Mainly: Why must I Serialize every Pojo that will be used as a session scoped object throughout the framework? I mean I've read that it's a rule to do so, but... why? The way I have it now is to distribute these objects through a singleton (Enum factories which are already serialized) creating new instances of defined Objects when requested by a new session. Then I store said instances in a SessionBean container (also serialized) . When one SessionObject needs another I pull it from the Session Container. The only answer I can think of is in the event that the container is sent to another VM?
I think your last statement is exactly one main reason to make session scoped objects serializable! If you're working in a clustered environment with multiple servlet containers or application servers running in different JVM (probably on different machines) it's likely that session scoped data are migrated/replicated to other nodes because every container should of course see identical session data.
So in the above case where there is a container for these Objects (OBJMAP) which resides in a serialized object. would all of the objects in that map be serialized when the VM is restarted automagic like? [ December 02, 2008: Message edited by: Richard Corbin ]
I'm not sure if I understood you correctly, so please tell me if I got it wrong
If something should be serialized by the container or any other framework or API it's usually the entire object graph which gets automatically serialized. So in your example it's not only the map itself which is serialized but also its content, i.e. the objects you have put in it. Strictly speaking the JVM _TRIES_ to serialize the whole object graph. But for this to work correctly each object/class down the nested object tree has to be serializable! Often this is not a problem if your own classes are composed of primitive types or JDK classes which are serializable but in general it's not sufficient to put an object in another serializable object in order to make this object serializable, too. I hope this explanation was understandable
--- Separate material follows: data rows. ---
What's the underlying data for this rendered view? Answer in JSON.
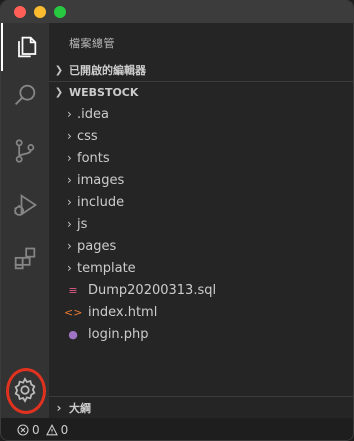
{
  "sidebar": {
    "title": "檔案總管",
    "open_editors_label": "已開啟的編輯器",
    "workspace_label": "WEBSTOCK",
    "outline_label": "大綱",
    "tree": [
      {
        "label": ".idea",
        "kind": "folder"
      },
      {
        "label": "css",
        "kind": "folder"
      },
      {
        "label": "fonts",
        "kind": "folder"
      },
      {
        "label": "images",
        "kind": "folder"
      },
      {
        "label": "include",
        "kind": "folder"
      },
      {
        "label": "js",
        "kind": "folder"
      },
      {
        "label": "pages",
        "kind": "folder"
      },
      {
        "label": "template",
        "kind": "folder"
      },
      {
        "label": "Dump20200313.sql",
        "kind": "sql-file"
      },
      {
        "label": "index.html",
        "kind": "html-file"
      },
      {
        "label": "login.php",
        "kind": "php-file"
      }
    ]
  },
  "activity_bar": [
    "explorer-icon",
    "search-icon",
    "source-control-icon",
    "run-debug-icon",
    "extensions-icon",
    "settings-gear-icon"
  ],
  "status": {
    "errors": "0",
    "warnings": "0"
  },
  "colors": {
    "highlight_ring": "#e0321f",
    "sql_icon": "#e05a8a",
    "html_icon": "#e37933",
    "php_icon": "#a074c4"
  }
}
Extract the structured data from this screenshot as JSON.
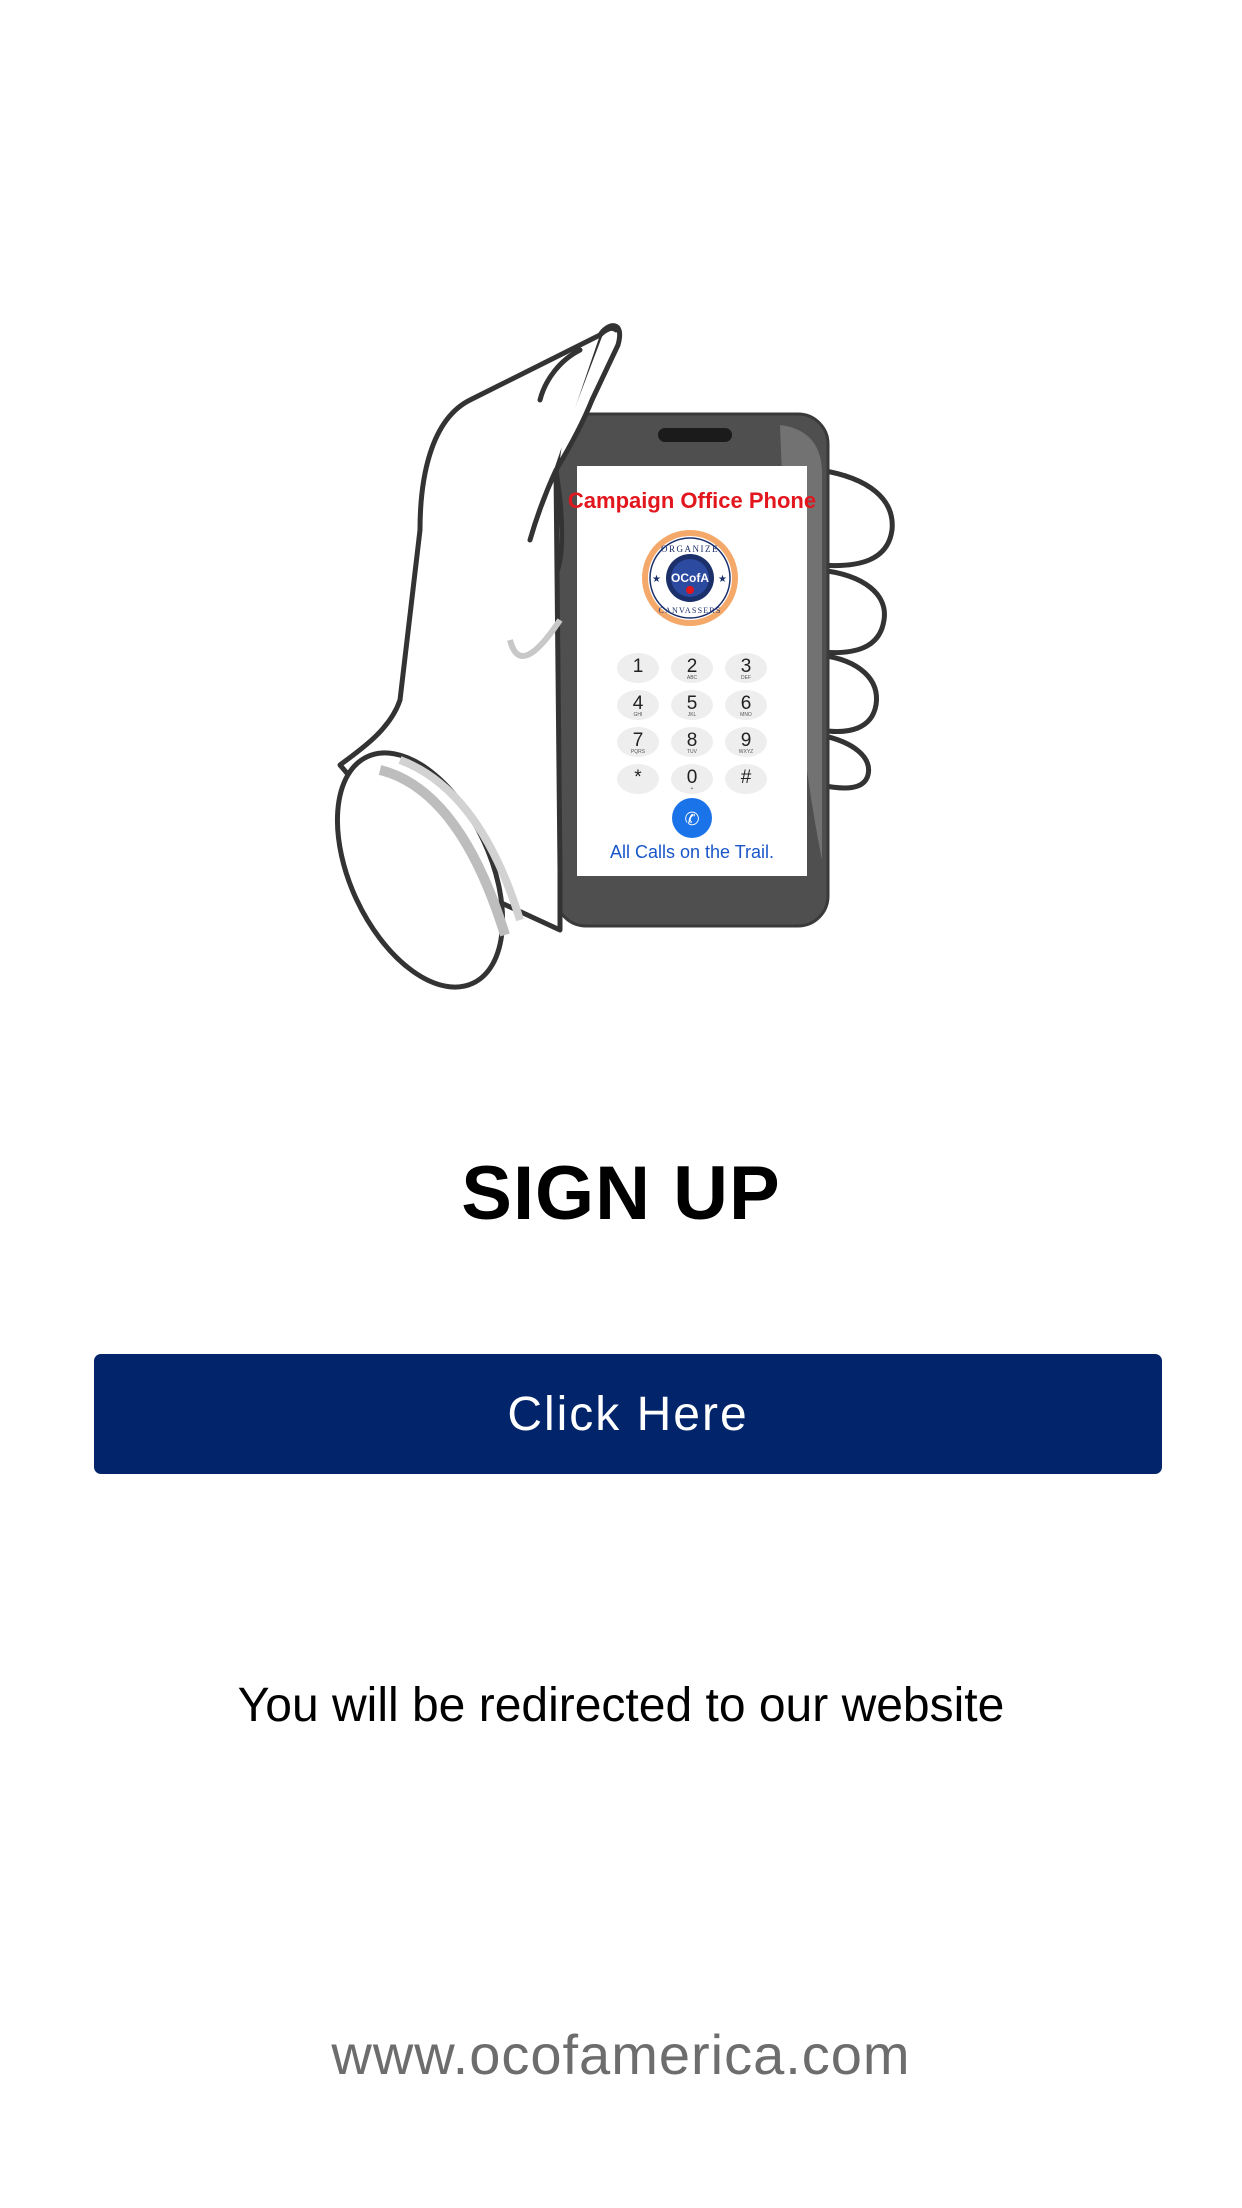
{
  "illustration": {
    "phone_title": "Campaign Office Phone",
    "phone_footer": "All Calls on the Trail.",
    "logo": {
      "ring_top_text": "ORGANIZE",
      "ring_bottom_text": "CANVASSERS",
      "center_text": "OCofA"
    },
    "keypad": [
      {
        "digit": "1",
        "letters": ""
      },
      {
        "digit": "2",
        "letters": "ABC"
      },
      {
        "digit": "3",
        "letters": "DEF"
      },
      {
        "digit": "4",
        "letters": "GHI"
      },
      {
        "digit": "5",
        "letters": "JKL"
      },
      {
        "digit": "6",
        "letters": "MNO"
      },
      {
        "digit": "7",
        "letters": "PQRS"
      },
      {
        "digit": "8",
        "letters": "TUV"
      },
      {
        "digit": "9",
        "letters": "WXYZ"
      },
      {
        "digit": "*",
        "letters": ""
      },
      {
        "digit": "0",
        "letters": "+"
      },
      {
        "digit": "#",
        "letters": ""
      }
    ],
    "colors": {
      "title_red": "#e2161d",
      "footer_blue": "#1a56c9",
      "call_button_blue": "#1a73e8"
    }
  },
  "signup": {
    "title": "SIGN UP"
  },
  "cta": {
    "label": "Click Here",
    "color": "#01246b"
  },
  "redirect_note": "You will be redirected to our website",
  "footer": {
    "url": "www.ocofamerica.com"
  }
}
Joined: Nov 22, 2008
I started reading up on Serialization and I (Think I) get it now. I was under a few misconceptions about Serialization in general. Thinking that an object that was cast as an inner Class of a serialized Object inherited its serialization. when I asked this question over at (sun.com java forums) I got a confusing response, and the usual catty quip that is pleasantly absent here at JavaRanch